Brainstorming doesn’t work in many Eastern cultures that place a great deal of value on respect, politeness and ‘face’.
In a multicultural project team the project manager must take care to observe the contributions of all participants in that common problem-solving environment, the team brainstorm.
There may be one or two noisy contributors, from one of the northern European or North American cultural groups who dominate the session, blotting out the quieter team members. Not only in this just plain rude it is also short-sighted; one of those quieter folks may just have the answer to your problems, and cannot (or will not) force it through the general hub-bub.

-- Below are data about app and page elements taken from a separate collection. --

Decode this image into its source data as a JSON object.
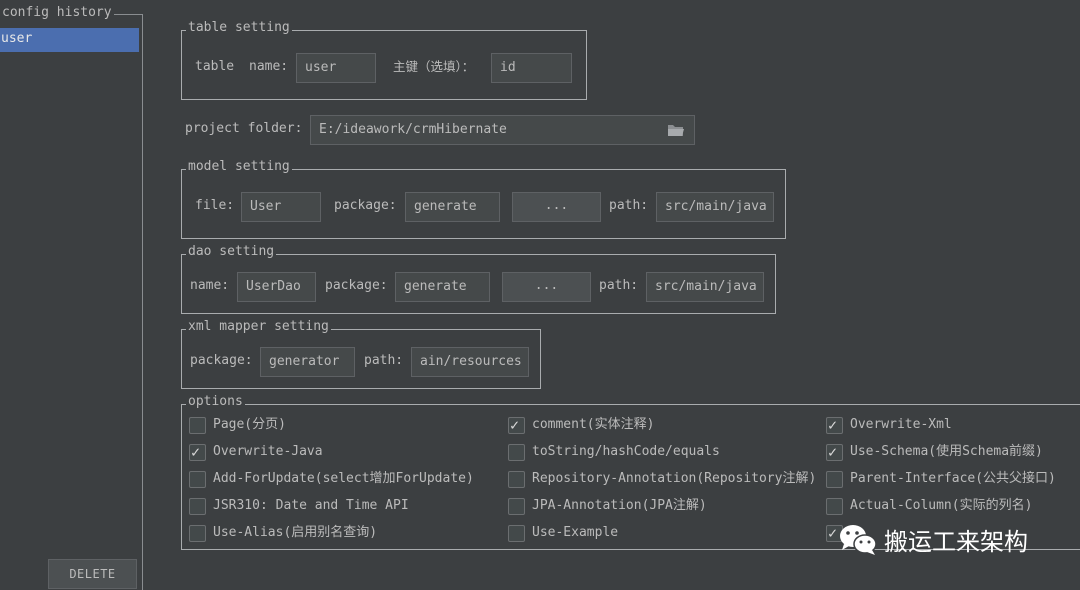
{
  "sidebar": {
    "legend": "config history",
    "items": [
      {
        "label": "user"
      }
    ],
    "delete_label": "DELETE"
  },
  "table_setting": {
    "legend": "table setting",
    "table_label": "table",
    "name_label": "name:",
    "name_value": "user",
    "pk_label": "主键（选填）：",
    "pk_value": "id"
  },
  "project": {
    "label": "project folder:",
    "value": "E:/ideawork/crmHibernate",
    "folder_icon": "folder-icon"
  },
  "model_setting": {
    "legend": "model setting",
    "file_label": "file:",
    "file_value": "User",
    "package_label": "package:",
    "package_value": "generate",
    "browse_label": "...",
    "path_label": "path:",
    "path_value": "src/main/java"
  },
  "dao_setting": {
    "legend": "dao setting",
    "name_label": "name:",
    "name_value": "UserDao",
    "package_label": "package:",
    "package_value": "generate",
    "browse_label": "...",
    "path_label": "path:",
    "path_value": "src/main/java"
  },
  "xml_setting": {
    "legend": "xml mapper setting",
    "package_label": "package:",
    "package_value": "generator",
    "path_label": "path:",
    "path_value": "ain/resources"
  },
  "options": {
    "legend": "options",
    "items": [
      {
        "label": "Page(分页)",
        "checked": false
      },
      {
        "label": "comment(实体注释)",
        "checked": true
      },
      {
        "label": "Overwrite-Xml",
        "checked": true
      },
      {
        "label": "Overwrite-Java",
        "checked": true
      },
      {
        "label": "toString/hashCode/equals",
        "checked": false
      },
      {
        "label": "Use-Schema(使用Schema前缀)",
        "checked": true
      },
      {
        "label": "Add-ForUpdate(select增加ForUpdate)",
        "checked": false
      },
      {
        "label": "Repository-Annotation(Repository注解)",
        "checked": false
      },
      {
        "label": "Parent-Interface(公共父接口)",
        "checked": false
      },
      {
        "label": "JSR310: Date and Time API",
        "checked": false
      },
      {
        "label": "JPA-Annotation(JPA注解)",
        "checked": false
      },
      {
        "label": "Actual-Column(实际的列名)",
        "checked": false
      },
      {
        "label": "Use-Alias(启用别名查询)",
        "checked": false
      },
      {
        "label": "Use-Example",
        "checked": false
      },
      {
        "label": "",
        "checked": true
      }
    ]
  },
  "watermark": {
    "text": "搬运工来架构",
    "icon": "wechat-icon",
    "color": "#ffffff"
  },
  "colors": {
    "background": "#3c3f41",
    "selection": "#4b6eaf",
    "field": "#45494a",
    "text": "#bbbbbb"
  }
}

Free-wheeling brainstorms work very well when all the people present are from one of the aforementioned cultures such as northern European, but a team member from, say, Japan, will sit quietly waiting for their turn to speak. This turn will not arrive, of course, if the team leader is also from one of the noisy cultures. This has the obvious effect of losing the potentially valuable contribution but also may cause the ‘noisies’ to regard the ‘quieties’ as not committed to the project.

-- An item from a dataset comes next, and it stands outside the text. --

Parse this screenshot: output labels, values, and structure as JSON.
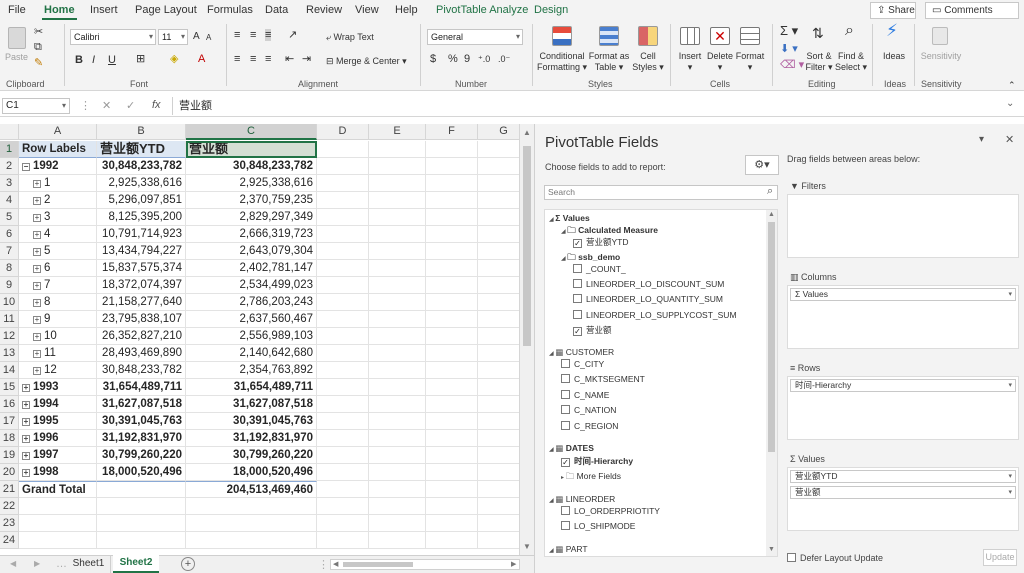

It may also cause the ‘quieties’ to regard the ‘noisies’ as rude and lacking self-control. One Japanese systems analyst told me that she was horrified how her team members shouted at each other and, horror of horrors, at THE BOSS during a brainstorm. Now this sounds fine to me, but to her it was so disrespectful that she lost all sense of belonging to the team. To add insult to injury the boss took her aside at the end and criticised her for not joining in; double whammy!

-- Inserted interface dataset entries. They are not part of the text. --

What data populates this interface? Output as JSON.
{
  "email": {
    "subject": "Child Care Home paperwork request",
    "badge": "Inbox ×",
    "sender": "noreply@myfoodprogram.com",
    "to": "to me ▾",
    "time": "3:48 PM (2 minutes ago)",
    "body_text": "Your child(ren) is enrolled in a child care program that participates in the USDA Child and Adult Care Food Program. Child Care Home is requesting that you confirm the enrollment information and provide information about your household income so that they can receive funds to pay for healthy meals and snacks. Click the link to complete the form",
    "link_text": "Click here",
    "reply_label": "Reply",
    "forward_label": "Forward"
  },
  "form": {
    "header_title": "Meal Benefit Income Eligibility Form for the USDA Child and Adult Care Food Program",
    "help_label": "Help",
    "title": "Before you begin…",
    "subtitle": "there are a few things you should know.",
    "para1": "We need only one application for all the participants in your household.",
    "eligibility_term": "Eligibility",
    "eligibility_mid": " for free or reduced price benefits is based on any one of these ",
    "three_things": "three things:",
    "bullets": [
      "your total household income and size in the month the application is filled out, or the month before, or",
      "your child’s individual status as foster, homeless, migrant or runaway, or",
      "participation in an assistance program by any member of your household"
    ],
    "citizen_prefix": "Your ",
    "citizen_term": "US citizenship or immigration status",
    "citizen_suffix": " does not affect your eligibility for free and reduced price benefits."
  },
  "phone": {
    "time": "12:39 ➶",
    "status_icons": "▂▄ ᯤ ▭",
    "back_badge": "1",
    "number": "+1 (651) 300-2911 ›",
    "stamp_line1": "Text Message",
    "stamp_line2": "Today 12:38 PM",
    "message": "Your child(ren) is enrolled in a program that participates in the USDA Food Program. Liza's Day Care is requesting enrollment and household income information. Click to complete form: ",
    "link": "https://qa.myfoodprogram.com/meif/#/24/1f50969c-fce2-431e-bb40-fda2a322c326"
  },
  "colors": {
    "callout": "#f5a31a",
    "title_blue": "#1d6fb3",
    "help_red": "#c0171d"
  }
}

There is a way through this, and this method can be used for multi-cultural teams, for remote team members, and for the ‘juniors who won’t speak in front of the seniors’ situation. Invented by Professor C.C Crawford in the 1920’s the Crawford Slip method is easy to run, either in a meetings room or over the web using software (huge number of business software applications available).
A similar approach is called the Nominal Group Technique.
The method is easy to implement. The project manager describes the problem that must be fixed, and then invites the participants to write their suggestions silently on slips of paper (could be Post-it notes, or fancy proprietary slips, or just sheets of copier paper). The slips are collected and the contents transferred to the white board or flipchart (you can see how this is relatively easy to implement over the web, as well).
The group now gets another go with more slips, based upon the ideas from the first round. More such rounds may be called for if necessary.
In this way everyone has the same voice, with no domination by the ‘noisies’. This is obviously useful for the team members who are polite, but it is also useful for the brainstorm group that contains one or two high-ranking managers as well as some juniors.
There is still a place for the free-wheeling brainstorm, but be aware that some team members may be blocked out of the meeting by their reluctance to be a ‘noisy’.
©Mike Watson 2015